Soto scores dominant KO over Pacquiao in 7th round

6/10/2007 - Boxing

NEW YORK -- One Pacquiao down, one to go.

Junior lightweight contender Humberto Soto set up a possible fall fight with star 130-pounder Manny Pacquiao by systematically destroying his brother, Bobby Pacquiao, in a dominant seventh-round knockout at Madison Square Garden on Saturday night.

The fight was one of the featured bouts on the Miguel Cotto-Zab Judah undercard.

Soto, of Mexico, is on the short list to fight Manny Pacquiao, who was ringside to watch his brother, on Oct. 6. Promoter Bob Arum, who handles both fighters, is scheduled to meet with Manny Pacquiao and his team to discuss the fall opponent on Sunday. They wanted to wait until after Saturday night's fight because Soto was a candidate.

He certainly made his case for the fight he wants.

"Bobby Pacquiao is a real warrior," Soto said. "But Manny is much busier, throws a lot more punches and hits harder."

Soto (42-5-2, 26 KOs) got off to a strong start and never slowed down. He hurt Pacquiao (27-13-3) early in the first round with a body shot and then dropped him with a wide left hand with a few seconds left in the round.

Soto had a huge second round, peppering Pacquiao, of the Philippines, with hard lefts and body punches and making him cover up. In the third round, Soto's assault continued as he mixed in accurate uppercuts with both hands. The best Pacquiao could do was hit Soto low as the round came to end, prompting a warning from referee Gary Rosado.

Soto, 27, continued to dominate in the fourth. He cut Pacquiao, 27, over the right eye and made his nose bleed, but just as it looked like Soto might get the stoppage, Pacquiao landed a right hand that sent Soto reeling.

Soto, who earned $150,000, got himself together quickly and jumped back into the battle as they brought to the crowd to its feet with toe-to-toe action.

Pacquiao, who made $135,000, showed heart to last into the seventh round, but then Soto finished him. He landed a right that staggered Pacquiao and followed with a body blow that dropped him to his knees in the corner, where he took the full count at 1:48.

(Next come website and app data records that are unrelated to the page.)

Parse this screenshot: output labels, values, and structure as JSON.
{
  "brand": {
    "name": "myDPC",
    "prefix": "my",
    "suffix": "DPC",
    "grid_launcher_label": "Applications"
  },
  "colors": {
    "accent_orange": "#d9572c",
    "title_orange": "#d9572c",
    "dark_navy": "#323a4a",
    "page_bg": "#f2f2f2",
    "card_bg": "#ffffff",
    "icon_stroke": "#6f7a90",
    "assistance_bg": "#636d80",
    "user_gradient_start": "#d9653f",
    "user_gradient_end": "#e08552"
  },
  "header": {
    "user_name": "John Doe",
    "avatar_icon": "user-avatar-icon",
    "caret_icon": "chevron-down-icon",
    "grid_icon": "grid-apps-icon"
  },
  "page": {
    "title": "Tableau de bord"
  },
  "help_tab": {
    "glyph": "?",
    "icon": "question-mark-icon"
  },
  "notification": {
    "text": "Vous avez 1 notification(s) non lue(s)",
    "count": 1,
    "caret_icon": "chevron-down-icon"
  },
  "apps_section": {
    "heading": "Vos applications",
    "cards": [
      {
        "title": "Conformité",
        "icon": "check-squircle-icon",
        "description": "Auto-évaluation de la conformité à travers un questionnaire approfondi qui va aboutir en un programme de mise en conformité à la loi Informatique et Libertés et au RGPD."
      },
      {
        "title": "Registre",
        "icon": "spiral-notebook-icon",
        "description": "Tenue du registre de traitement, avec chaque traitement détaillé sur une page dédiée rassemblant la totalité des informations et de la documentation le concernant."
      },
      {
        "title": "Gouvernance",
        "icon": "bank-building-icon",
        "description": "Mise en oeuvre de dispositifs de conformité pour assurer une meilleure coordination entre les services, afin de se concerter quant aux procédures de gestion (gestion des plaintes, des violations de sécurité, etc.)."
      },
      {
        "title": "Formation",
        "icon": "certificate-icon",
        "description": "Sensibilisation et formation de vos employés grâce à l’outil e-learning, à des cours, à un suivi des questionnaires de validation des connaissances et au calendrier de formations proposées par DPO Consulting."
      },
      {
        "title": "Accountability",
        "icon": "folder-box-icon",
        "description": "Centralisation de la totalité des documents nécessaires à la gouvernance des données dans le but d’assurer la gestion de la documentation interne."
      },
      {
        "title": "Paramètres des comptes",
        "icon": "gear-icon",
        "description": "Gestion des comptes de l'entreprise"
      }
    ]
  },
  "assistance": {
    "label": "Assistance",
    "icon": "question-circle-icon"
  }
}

"I felt Bobby fought very bravely," said Freddie Roach, who trains both Pacquiaos. "He caught him with a couple of good shots and hurt him. Soto was much too strong for Bobby."

Chavez Jr. avenges father's loss

Welterweight Julio Cesar Chavez Jr., gained a measure of revenge for his iconic father, Julio Cesar Chavez Sr.

Chavez Jr. dropped Grover Wiley three times with the trademark left hook to the body used by father and son to score a third-round knockout.

On Sept. 17, 2005, Wiley sent Chavez Sr. into retirement, making him quit on his stool after the fifth round.

Wiley has now lost all four of his bouts since that landmark victory as Chavez Jr. blew him out with his father at ringside.

Chavez Jr. (32-0-1, 25 KOs) dropped Wiley (30-10-1) with a body shot followed by a left uppercut late in the first round and he never stopped targeting Wiley's body.

After the second knockdown of the third round, Wiley grimaced while on all fours as he was counted out.

"I was done after the first liver shot [in the first round]," Wiley said. "He must have hit me there 20 more times."

Chavez Jr. will fight Aug. 5 on the undercard of the David Diaz-Erik Morales fight in Chicago and if he wins and action star Arturo Gatti beats Alfonso Gomez on July 14, they will meet in November on pay-per-view.

• New York junior middleweight Yuri Foreman (23-0), originally from Belarus, came on strong in the second half of his fight with Philadelphia's Anthony Thompson (23-2) to pull out a 10-round split decision in the televised opener.

Two judges scored for Foreman, 97-93 and 96-94, and one judge had it 96-94 for Thompson.

It wasn't an official elimination bout, but it might as well have been. Representatives for Germany-based 154-pound titlist Sergei Dzindziruk were in the house to scout the fight with the intention of offering a title shot to the winner.

Foreman looked worse for the wear when it was over with a cut over his right eye that trickled from the wound and smeared through his hair. But it didn't matter.

"I could have gone a couple of more rounds," Foreman said. "I feel like he was getting tired toward the end of the fight."

Thompson, who was favored to win, was surprised at the decision.

"He didn't want to fight. I came to fight," Thompson said, whose only previous defeat came via knockout to Grady Brewer, the winner of the second season of "The Contender" reality series. "Definitely, I thought I won. He grabbed and made it look real ugly."

Dan Rafael is the boxing writer for ESPN.com.